to this writer. It is reported that Jules Verne
has, become totally blind. He will have the
sincere sympathy of thousands of men and
women, who in days gone by, found no more
delightful pastime than in the reading of
Verne's work
Staggering It is announced that Great
the British Britian's last war loan will be
Taxpayers. exhausted by October 16,when
it will bo necessary for that
Government to borrow more money in order to
carry on the war in South Africa.
It is becoming more and more apparent that
if Great Britian ever conquers the Boers it will
bo at a price that will stagger the British tax
payers, even though humanity maintains its
"Liberty" con- It is reported that two new
tinucs to be political parties are being

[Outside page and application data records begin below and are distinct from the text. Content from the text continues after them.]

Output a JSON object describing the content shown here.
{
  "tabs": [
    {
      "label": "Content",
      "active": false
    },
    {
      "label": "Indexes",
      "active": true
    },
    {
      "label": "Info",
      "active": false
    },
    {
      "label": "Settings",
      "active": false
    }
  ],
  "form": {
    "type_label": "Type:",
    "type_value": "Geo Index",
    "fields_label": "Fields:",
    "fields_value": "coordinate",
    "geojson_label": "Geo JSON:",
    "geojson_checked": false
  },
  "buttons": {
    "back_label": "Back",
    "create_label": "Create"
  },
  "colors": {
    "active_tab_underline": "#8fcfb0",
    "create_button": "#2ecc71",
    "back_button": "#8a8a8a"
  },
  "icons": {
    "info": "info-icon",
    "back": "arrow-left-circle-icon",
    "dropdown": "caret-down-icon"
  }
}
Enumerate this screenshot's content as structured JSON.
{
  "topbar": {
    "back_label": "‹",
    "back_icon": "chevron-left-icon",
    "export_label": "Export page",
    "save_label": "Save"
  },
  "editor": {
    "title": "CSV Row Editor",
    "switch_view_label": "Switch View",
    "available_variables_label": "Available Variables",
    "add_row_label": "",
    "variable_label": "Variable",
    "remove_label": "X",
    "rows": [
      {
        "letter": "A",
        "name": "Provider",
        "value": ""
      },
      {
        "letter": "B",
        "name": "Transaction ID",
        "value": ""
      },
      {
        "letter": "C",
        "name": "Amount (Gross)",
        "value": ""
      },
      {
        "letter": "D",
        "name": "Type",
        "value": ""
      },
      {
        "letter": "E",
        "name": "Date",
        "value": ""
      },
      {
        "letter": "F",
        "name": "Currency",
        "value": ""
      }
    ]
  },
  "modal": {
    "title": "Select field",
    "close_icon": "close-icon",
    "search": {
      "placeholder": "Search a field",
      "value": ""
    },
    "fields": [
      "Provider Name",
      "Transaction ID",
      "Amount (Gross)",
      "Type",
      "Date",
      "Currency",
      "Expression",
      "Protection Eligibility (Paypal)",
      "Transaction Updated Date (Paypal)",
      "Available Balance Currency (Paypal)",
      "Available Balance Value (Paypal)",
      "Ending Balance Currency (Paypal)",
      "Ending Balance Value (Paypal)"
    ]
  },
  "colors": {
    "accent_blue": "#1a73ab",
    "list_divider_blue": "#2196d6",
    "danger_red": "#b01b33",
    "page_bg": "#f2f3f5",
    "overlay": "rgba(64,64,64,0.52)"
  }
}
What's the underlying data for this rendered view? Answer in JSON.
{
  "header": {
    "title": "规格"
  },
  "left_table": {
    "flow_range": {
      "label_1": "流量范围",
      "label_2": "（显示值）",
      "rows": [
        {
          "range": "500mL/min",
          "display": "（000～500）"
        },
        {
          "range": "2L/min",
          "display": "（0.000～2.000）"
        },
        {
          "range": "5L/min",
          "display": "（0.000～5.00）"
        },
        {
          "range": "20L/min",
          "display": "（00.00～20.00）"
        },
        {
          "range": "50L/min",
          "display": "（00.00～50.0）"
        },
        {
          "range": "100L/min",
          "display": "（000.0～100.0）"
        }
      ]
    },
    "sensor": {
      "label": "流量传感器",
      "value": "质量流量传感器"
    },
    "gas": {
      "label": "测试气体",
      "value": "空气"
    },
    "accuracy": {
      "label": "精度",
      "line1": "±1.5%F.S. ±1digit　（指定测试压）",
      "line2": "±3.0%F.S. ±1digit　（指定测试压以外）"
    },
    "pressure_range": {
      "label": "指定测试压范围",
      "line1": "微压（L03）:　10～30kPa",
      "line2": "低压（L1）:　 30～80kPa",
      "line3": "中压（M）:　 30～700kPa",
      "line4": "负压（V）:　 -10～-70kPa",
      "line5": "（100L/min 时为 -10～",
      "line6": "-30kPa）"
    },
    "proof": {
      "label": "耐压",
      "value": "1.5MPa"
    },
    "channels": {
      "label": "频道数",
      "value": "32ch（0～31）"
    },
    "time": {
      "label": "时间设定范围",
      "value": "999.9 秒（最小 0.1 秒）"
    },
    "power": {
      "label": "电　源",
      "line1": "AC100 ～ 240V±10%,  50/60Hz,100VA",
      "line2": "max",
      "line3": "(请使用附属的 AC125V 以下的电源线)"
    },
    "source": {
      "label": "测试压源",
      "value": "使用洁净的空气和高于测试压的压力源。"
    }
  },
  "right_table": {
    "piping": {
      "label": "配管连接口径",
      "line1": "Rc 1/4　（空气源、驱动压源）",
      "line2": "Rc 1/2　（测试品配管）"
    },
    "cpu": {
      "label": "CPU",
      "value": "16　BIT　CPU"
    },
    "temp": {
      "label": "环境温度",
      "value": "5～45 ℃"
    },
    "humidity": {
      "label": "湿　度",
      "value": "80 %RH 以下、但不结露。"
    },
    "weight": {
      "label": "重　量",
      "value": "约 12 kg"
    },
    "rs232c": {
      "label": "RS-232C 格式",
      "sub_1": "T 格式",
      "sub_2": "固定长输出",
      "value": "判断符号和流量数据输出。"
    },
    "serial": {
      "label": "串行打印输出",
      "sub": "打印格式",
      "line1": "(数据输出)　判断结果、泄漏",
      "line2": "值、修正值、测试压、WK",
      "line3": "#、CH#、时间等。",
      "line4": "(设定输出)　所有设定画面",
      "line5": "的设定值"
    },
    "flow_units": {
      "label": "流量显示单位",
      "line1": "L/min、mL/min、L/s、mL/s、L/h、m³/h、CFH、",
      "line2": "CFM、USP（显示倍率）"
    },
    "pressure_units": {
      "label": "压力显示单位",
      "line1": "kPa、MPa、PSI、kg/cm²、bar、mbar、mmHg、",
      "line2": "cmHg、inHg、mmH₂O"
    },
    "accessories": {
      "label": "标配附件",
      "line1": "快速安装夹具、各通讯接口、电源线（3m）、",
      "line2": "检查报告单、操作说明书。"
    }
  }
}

the Cry. organized in the Philippine
Islands and . that both favor
ultimate independence. Perhaps it has never
occurred to republican politicians that even
after the Philippine Islands shall have been
brought completely under our jurisdiction
"liberty" will continue to be the cry among
the Filipinos, exactly as liberty has continued
to be the cry wherever tho seeds of liberty
have been sown.
The bayonet and the gatling gun may de
stroy the man, but something greater than any
weapon devised by human skill is necessary to
destroy the spirit of liberty.
Every time the British censor of South Af
rican news undertakes to snatch a wink of sleep
some bit of information slips
The Boers through and gives the world
Still Fighting. at largo" a new light on tho
1 ' South Af riban- situation.' For
weary months wo have been repeatedly told
that the war was practically ended and that tho
Boers were dispersed and scattered to the ends
of their once beloved republic. But the censor
nodded the other day and the world learned
that a party of Boers rode up to within twenty
miles of Pretoria and blew up a British railway
train, killing seventeen British qpldiers and
capturing a large supply of ammunition and
food-stuffs. It is slowly dawning upon tho
mind of the British taxpayer that he is being
roundly rbbbed for the benefit of a few mining
speculators. The Boers are not yet conquered,
and unless the history of the world is at fault
they never will be, A people who love liberty
well enough to die for it, though of ten. over
whelmed are never conquered.
The growing regard for the comfort of
others is one of the hopeful signs of tho times.
Generally, the worst side of
The human nature is made manifest
Railway in public conveyances. Men
Hog. and women who, under ordi
nary circumstances, exhibit
some regard for the comfort and convenience
of others, seem to exhibit all of their inato
selfishness tho moment they board a street car
or railway train. It is no uncommon sight to
see men and women standing in a railway coach
while some man occupies two seats, one for
himself and another for his baggage. A lead
ing western railroad aunounoes that hereafter
no passenger will bo allowed to occupy more
than one seat, no matter how few the number
of passengors may be. "We are after tho rail-